RECORDS SHOWN
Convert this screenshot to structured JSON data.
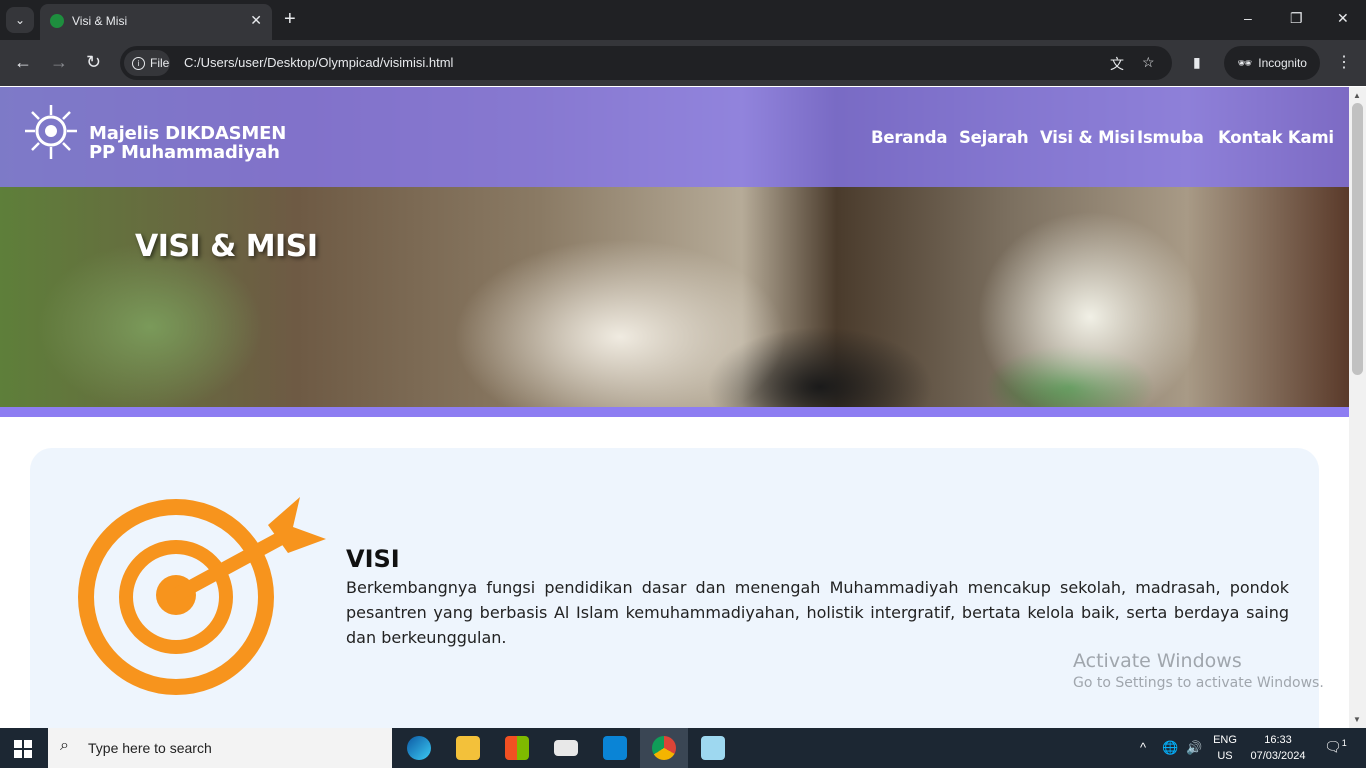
{
  "browser": {
    "tab_title": "Visi & Misi",
    "tab_close": "✕",
    "new_tab": "+",
    "url_chip": "File",
    "url": "C:/Users/user/Desktop/Olympicad/visimisi.html",
    "incognito_label": "Incognito",
    "window_controls": [
      "–",
      "❐",
      "✕"
    ]
  },
  "site": {
    "brand_line1": "Majelis DIKDASMEN",
    "brand_line2": "PP Muhammadiyah",
    "nav": [
      "Beranda",
      "Sejarah",
      "Visi & Misi",
      "Ismuba",
      "Kontak Kami"
    ],
    "hero_title": "VISI & MISI",
    "accent_color": "#8d7df2",
    "target_color": "#f7941d"
  },
  "content": {
    "visi_heading": "VISI",
    "visi_text": "Berkembangnya fungsi pendidikan dasar dan menengah Muhammadiyah mencakup sekolah, madrasah, pondok pesantren yang berbasis Al Islam kemuhammadiyahan, holistik intergratif, bertata kelola baik, serta berdaya saing dan berkeunggulan."
  },
  "watermark": {
    "line1": "Activate Windows",
    "line2": "Go to Settings to activate Windows."
  },
  "taskbar": {
    "search_placeholder": "Type here to search",
    "apps": [
      "edge-icon",
      "file-explorer-icon",
      "store-icon",
      "mail-icon",
      "vscode-icon",
      "chrome-icon",
      "notepad-icon"
    ],
    "lang_line1": "ENG",
    "lang_line2": "US",
    "time": "16:33",
    "date": "07/03/2024",
    "notification_count": "1"
  }
}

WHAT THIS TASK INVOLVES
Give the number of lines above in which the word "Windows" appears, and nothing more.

RESPONSE TO THIS EXERCISE
2